Manning the biggest star by far on Media Day
AP National Writer
MIAMI (AP) – Peyton Manning worked the room masterfully. He took questions from all directions, throwing in plenty of eye contact. He spoke glowingly when necessary, took a few stabs at humor and steered away from anything that might come across as controversial.
Yes, the Indianapolis Colts quarterback handled Super Bowl media day with the same aplomb he shows at the line of scrimmage.
Manning, a four-time MVP and clearly the biggest star in South Florida, spoke on a wide range of subjects Tuesday without revealing a whole lot we didn’t already know. He certainly didn’t provide any bulletin-board fodder to Sunday’s opponent, the New Orleans Saints.
Heck, that’s his hometown, the city where his father Archie played and still lives. If the Colts weren’t trying to win a title of their own, Manning would’ve been the Saints’ biggest fan. He was certainly happy when they beat Minnesota in an overtime thriller to earn their first trip to the Super Bowl, a game that Manning won three years ago.
“The Saint were my team growing up,” he said. “I was really excited for New Orleans, watching them win that game against the Vikings. It was exciting to see the French Quarter empty in the third quarter and then be packed after the game. I had a lot of friends down there tell me what it was like.”
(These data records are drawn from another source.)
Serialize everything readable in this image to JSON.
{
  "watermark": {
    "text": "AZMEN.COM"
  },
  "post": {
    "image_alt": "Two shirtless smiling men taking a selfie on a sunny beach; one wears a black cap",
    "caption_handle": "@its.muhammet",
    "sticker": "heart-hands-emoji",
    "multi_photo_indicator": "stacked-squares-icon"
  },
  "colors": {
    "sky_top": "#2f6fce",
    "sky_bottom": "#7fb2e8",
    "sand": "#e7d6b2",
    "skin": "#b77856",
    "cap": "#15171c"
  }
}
Manning said he also appreciates the history of the Colts, dating back to their days in Baltimore. In fact, one of his father’s favorite players was Hall of Fame quarterback Johnny Unitas (the other: Mickey Mantle).
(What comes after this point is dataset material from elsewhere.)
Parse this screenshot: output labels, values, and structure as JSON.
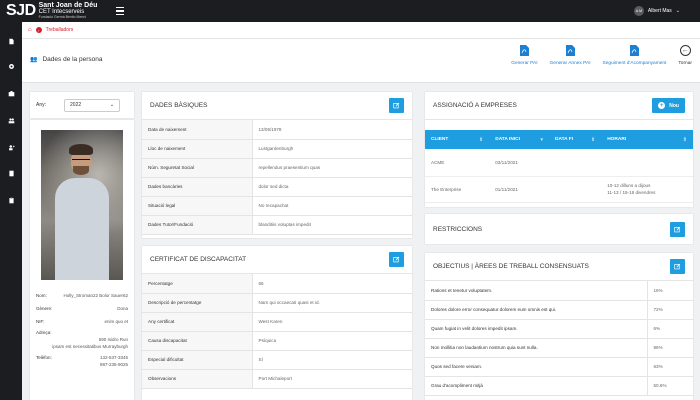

“I understand the significance of Unitas,” Manning said. “I still feel that connection to Colts history.”
Not long after being drafted by Indianapolis, Manning met Saints quarterback Drew Brees, who was then playing at right-down-the-road Purdue.
“He came to see a Colts game,” said Manning, who then quickly pointed out that Brees “paid for his ticket. Everything was on the up-and-up,” apparently in case the NCAA was listening.
Manning didn’t get any offbeat questions, but that didn’t stop him from trying to add a little levity to the proceedings.
“No, I’m not superstitious,” he said. “I’m just a little ‘stitious. OK, that’s a bad joke. Eli gave me that one. I take it back.”
Later, when another reporter broached the same subject, Manning was more revealing. He doesn’t carry around a rabbit’s foot, but he does have a routine he goes through before every game. When he first gets to the stadium, he reads the game program from front to back. Then, exactly two hours before kickoff, he goes out to the field to throw a few balls with receiver Reggie Wayne.
Manning shied away from any questions that might have turned controversial.
For instance, when asked about Lane Kiffin bolting from Manning’s alma mater, Tennessee, to take the coaching job at USC, the quarterback replied, “I’m looking forward when it comes to the situation in Knoxville. I just want to wish the best to coach Dooley,” referring to Kiffin’s successor Derek Dooley.
On other subjects, Manning said:
– He misses former NFL quarterback Steve McNair, who was slain last summer by his mistress in what was ruled a murder-suicide. “There was no tougher player in the NFL than Steve McNair. I’m really proud to have shared the MVP award with him in 2003.”
– The Colts will try to establish their ground game Sunday, even though they ranked last in the NFL in rushing yards during the regular season. “I don’t think you can just drop back and pass on every single play.”
– He believes the league is sincere in its efforts to deal with concussions. “I appreciate what the NFL is trying to do. The game is about being tough, but it’s about being smart as well.”
– The Florida quarterback who’s getting mixed reviews from NFL scouts will do better in the pros than many are expecting. “Any NFL team would be lucky to have Tim Tebow. I think about all the problems we’ve had on third-and-1 and fourth-and-1. He was probably 100 percent in his college career at converting those.”
– It’s too early for him to assess the impact of his career, even though he’s been in the league for a dozen seasons and is one win away from joining the elite group of quarterbacks who led teams to more than one Super Bowl title. “When my career is over, I’ll look back and reflect. But it’s so year-to-year right now.”
During his hour-long session, Manning took just under 80 questions and was often surrounded by up to 100 reporters, photographers and cameramen – all crammed into an area not much bigger than the hotel rooms most fans are staying in this week.
Not surprisingly, putting that many people into such a confined space can cause tensions to rise. Police had to be called to settle a dispute between two media members who jostled for prime real estate even before Manning arrived. But everyone came to an uneasy truce.